WORK ORDER:
Return a copy of each line in the listing that includes the word "icon".

STORED DATA:
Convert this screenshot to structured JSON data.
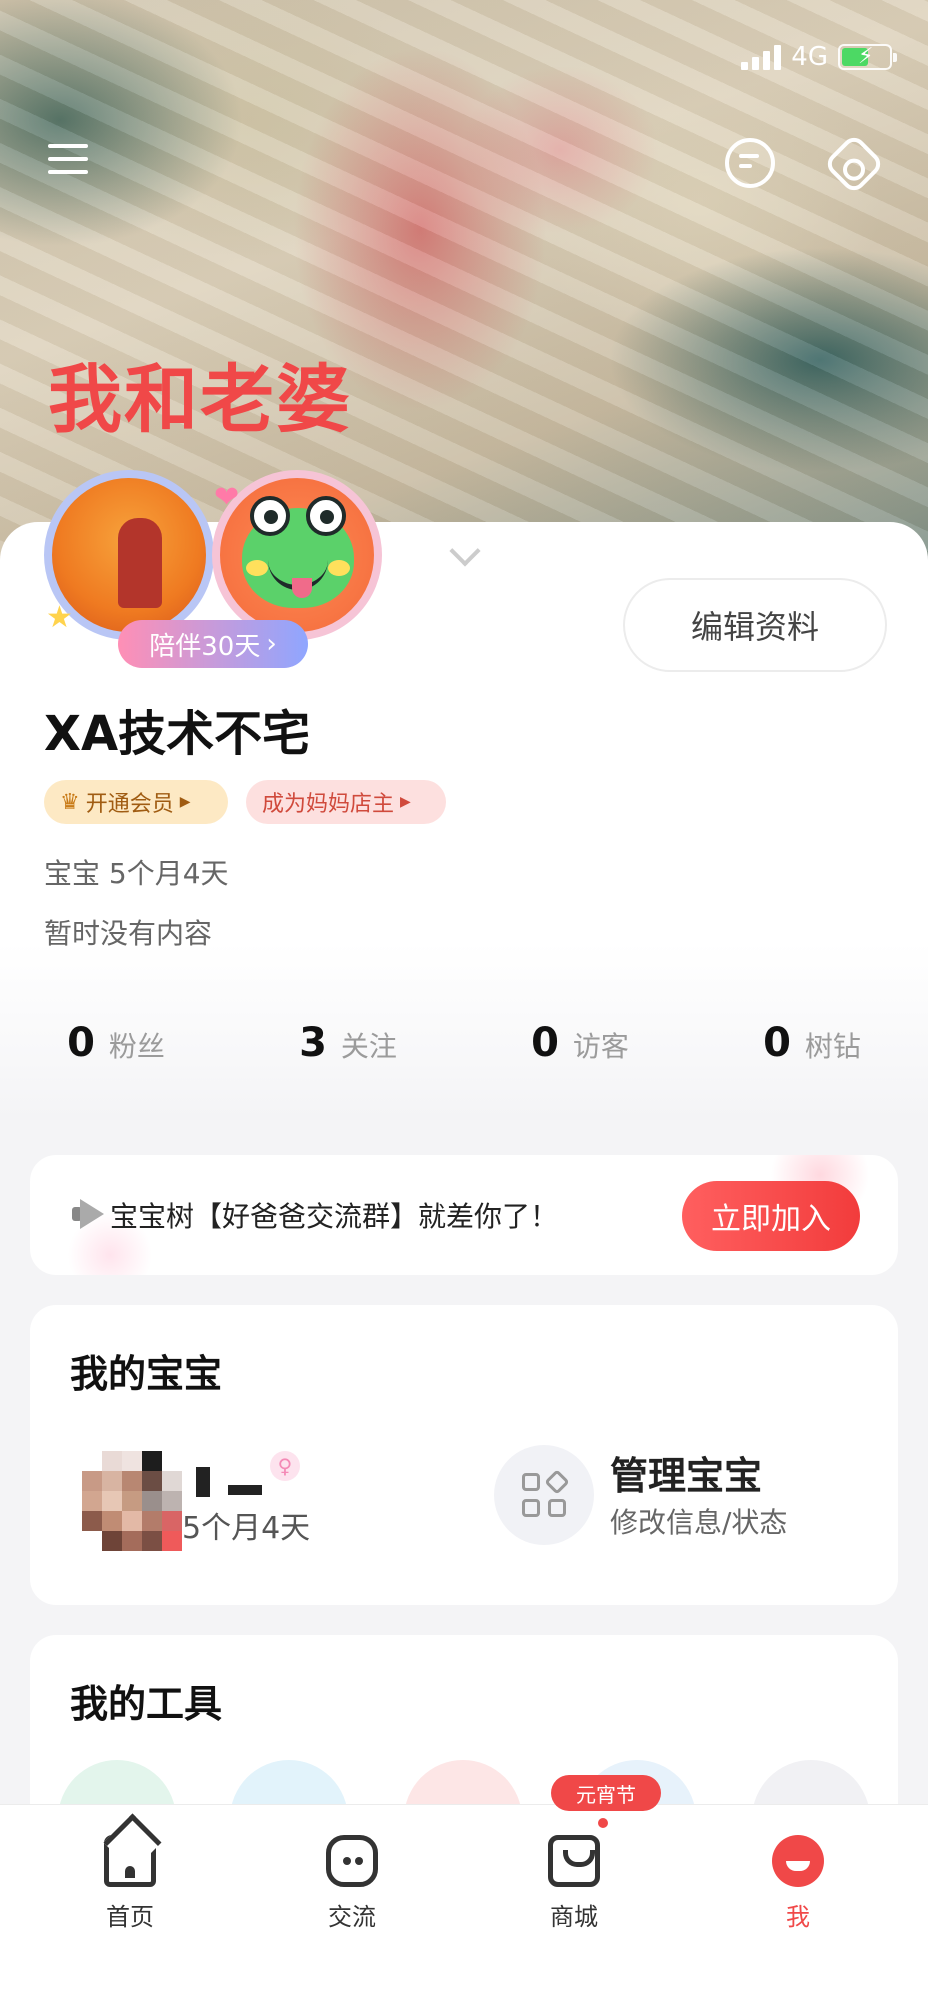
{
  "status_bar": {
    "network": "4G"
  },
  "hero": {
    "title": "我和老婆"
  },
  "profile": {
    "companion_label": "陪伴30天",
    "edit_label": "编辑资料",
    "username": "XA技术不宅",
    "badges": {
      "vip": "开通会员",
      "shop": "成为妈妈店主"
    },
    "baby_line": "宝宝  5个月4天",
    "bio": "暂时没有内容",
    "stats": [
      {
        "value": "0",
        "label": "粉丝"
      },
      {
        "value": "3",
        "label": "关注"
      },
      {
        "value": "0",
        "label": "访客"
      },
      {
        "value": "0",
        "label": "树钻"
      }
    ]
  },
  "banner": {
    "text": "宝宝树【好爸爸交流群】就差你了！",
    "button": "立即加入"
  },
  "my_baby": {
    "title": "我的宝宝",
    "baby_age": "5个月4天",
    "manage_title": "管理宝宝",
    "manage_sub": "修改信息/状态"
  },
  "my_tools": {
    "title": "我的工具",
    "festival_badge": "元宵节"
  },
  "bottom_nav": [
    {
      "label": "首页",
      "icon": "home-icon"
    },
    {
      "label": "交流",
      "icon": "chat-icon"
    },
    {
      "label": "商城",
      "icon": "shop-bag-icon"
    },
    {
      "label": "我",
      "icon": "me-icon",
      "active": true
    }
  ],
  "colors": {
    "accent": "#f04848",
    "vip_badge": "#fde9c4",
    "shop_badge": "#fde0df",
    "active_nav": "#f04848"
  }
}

COMPLETED EXERCISE:
      "icon": "home-icon"
      "icon": "chat-icon"
      "icon": "shop-bag-icon"
      "icon": "me-icon",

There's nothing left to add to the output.